A wonderful day in Bengaluru started with a bang. The first speaker of the day was Krishnan Ganesh, a serial entrepreneur and investor and most importantly a role model for upcoming entrepreneurs in the country. Ganesh, of course, became popular after recently exiting TutorVista, a company he started up to offer online tutoring services for people in the US (taught by tutors working out of home in India).
Day 1 was filled with several such anecdotes. Ganesh wasn't the only one. Nagesh Basvanhalli, managing director, of Fiat Chrysler India reminisced about how Fiat was among the few automotive brands that entered - and then also left - the country prior to liberalisation. When they came back again, they were competing with at least a dozen other brands. His talk focused on how he plans to rejuvenate a large multinational brand in a country that offered tremendous potential but in a market the brand had to play catch up in. One of the campaigns he spoke about was specialized campaign that would take the brand from Kashmir to Kanyakumari.
Here are five exciting takeaways from Day-1:
1. Today, in India, good brands can be built fairly quickly. Krishnan Ganesh gave the example of BigBasket.com and Bluestone.com, two companies he has promoted as ones that have built a good brand in a particular geography in less than two years. The audience agreed and Ganesh believes the digital media, coupled with an entrepreneur's ability to identify a Greenfield idea that is unique, is the way forward.
2. Krishnakumar Natrajan, co-founder, MD and CEO of Mindtree, an IT services company busted two myths about branding. He said: "The first myth is that B2B and B2C brands are different. And the second myth is that branding will have an immediate tangible effect on sales." He went on to talk in detail about how, as a global brand, it was crucial to be locally relevant and win the trust of the local community in all geographies the company operates in.
3. Varun Agarwal, first generation entrepreneur and author of the book 'How I braved Anu Aunty and Co-founded a Million Dollar Company' spoke about how his book played a key role in promoting his startup venture, Alma Mater. The takeaway is that one doesn't have to do the traditional stuff to spending on Facebook, running TV commercials and so on. For him, penning a book really worked. For others, there could several unique ways to build a brand.
4. Madan Padakki, founder of Head Held High, a social entrepreneurship venture, ran one of the best sessions of the day. A series of videos played by Padakki left the audience awestruck. Padakki's company essentially works with rural youngsters who can't speak a single line in English, and transforms them into people who can eventually become team leaders. The series of videos showed, how Rajesh, one of Head Held High's first students, started off trying to speak only 1 line in English. The next video (which was shot after 7 months) showed how he had picked up the language and more importantly, how he had transformed as a person and become more confident. The third video (which was shot a few years later) showcased how Rajesh had transformed into a Team Leader at a rural BPO. Padakki coined the term Rubans, for rural youngsters who can essentially become like us urbanites, through a structured training process, and also build a proper career for themselves. The takeaway from this is that anything is possible. As an entrepreneur, one just has to dream and put together a well thought execution plan to back this up.

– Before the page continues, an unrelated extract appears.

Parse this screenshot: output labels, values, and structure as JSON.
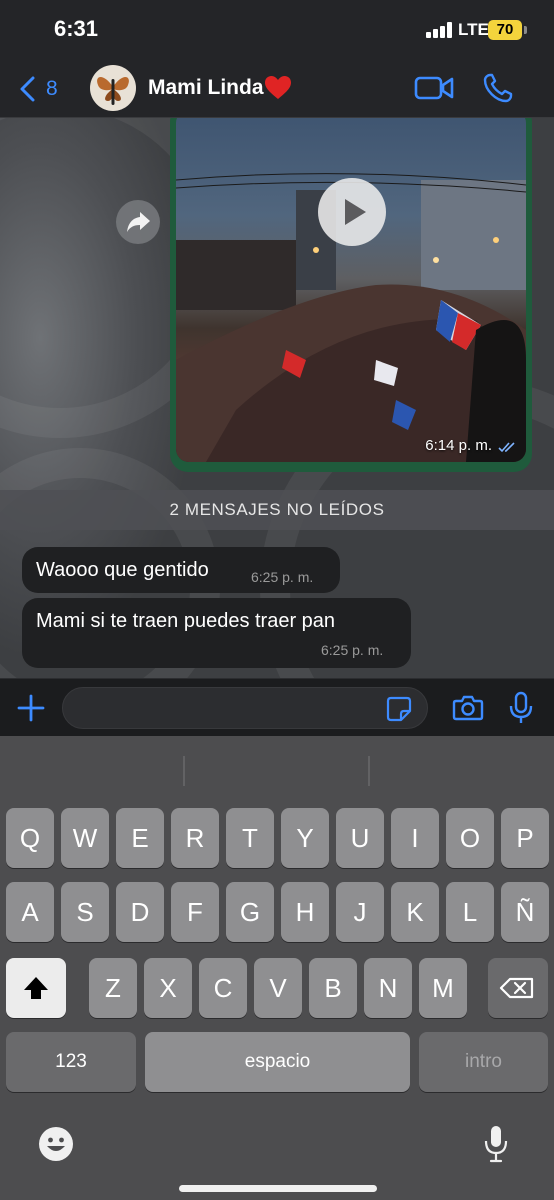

5. The day ended with a panel discussion led by Zipdial's Valerie Wagoner. This session was a deep dive into using mobile as a strategy to make marketing work. Here, Amuleek Singh of ChaiPoint made a simple point that is probably the most important of them all. As a brand, how can we simplify the experience of a customer, instead of complicating it? Often, too much data from analytics can do more harm than good.
Stay tuned and watch this space for more updates from Brand Owners' Summit.